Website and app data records
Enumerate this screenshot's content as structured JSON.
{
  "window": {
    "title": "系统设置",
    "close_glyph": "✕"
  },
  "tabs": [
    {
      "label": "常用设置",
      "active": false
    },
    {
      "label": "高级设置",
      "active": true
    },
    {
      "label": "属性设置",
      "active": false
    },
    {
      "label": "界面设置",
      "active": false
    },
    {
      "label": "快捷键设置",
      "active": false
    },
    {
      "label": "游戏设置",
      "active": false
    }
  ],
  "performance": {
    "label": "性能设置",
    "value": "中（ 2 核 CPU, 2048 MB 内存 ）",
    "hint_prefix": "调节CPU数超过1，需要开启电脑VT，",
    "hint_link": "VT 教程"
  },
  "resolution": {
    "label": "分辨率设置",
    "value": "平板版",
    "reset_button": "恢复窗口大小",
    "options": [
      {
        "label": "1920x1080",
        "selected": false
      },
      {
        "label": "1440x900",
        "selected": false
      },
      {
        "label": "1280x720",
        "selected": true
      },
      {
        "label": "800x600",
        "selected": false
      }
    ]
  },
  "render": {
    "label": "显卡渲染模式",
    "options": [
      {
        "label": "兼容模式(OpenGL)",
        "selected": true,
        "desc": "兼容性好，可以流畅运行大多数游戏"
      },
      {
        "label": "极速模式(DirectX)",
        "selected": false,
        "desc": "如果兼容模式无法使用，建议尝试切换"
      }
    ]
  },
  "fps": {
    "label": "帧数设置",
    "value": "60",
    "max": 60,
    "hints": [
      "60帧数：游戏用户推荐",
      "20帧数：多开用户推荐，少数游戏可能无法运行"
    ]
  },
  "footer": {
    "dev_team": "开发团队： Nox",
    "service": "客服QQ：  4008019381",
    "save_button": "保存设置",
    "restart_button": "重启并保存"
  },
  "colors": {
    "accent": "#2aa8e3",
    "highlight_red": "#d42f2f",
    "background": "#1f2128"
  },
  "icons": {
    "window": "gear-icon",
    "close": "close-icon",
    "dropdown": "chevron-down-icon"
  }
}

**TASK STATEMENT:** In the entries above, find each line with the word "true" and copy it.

**ANSWER SECTION:**
      "active": true
        "selected": true
        "selected": true,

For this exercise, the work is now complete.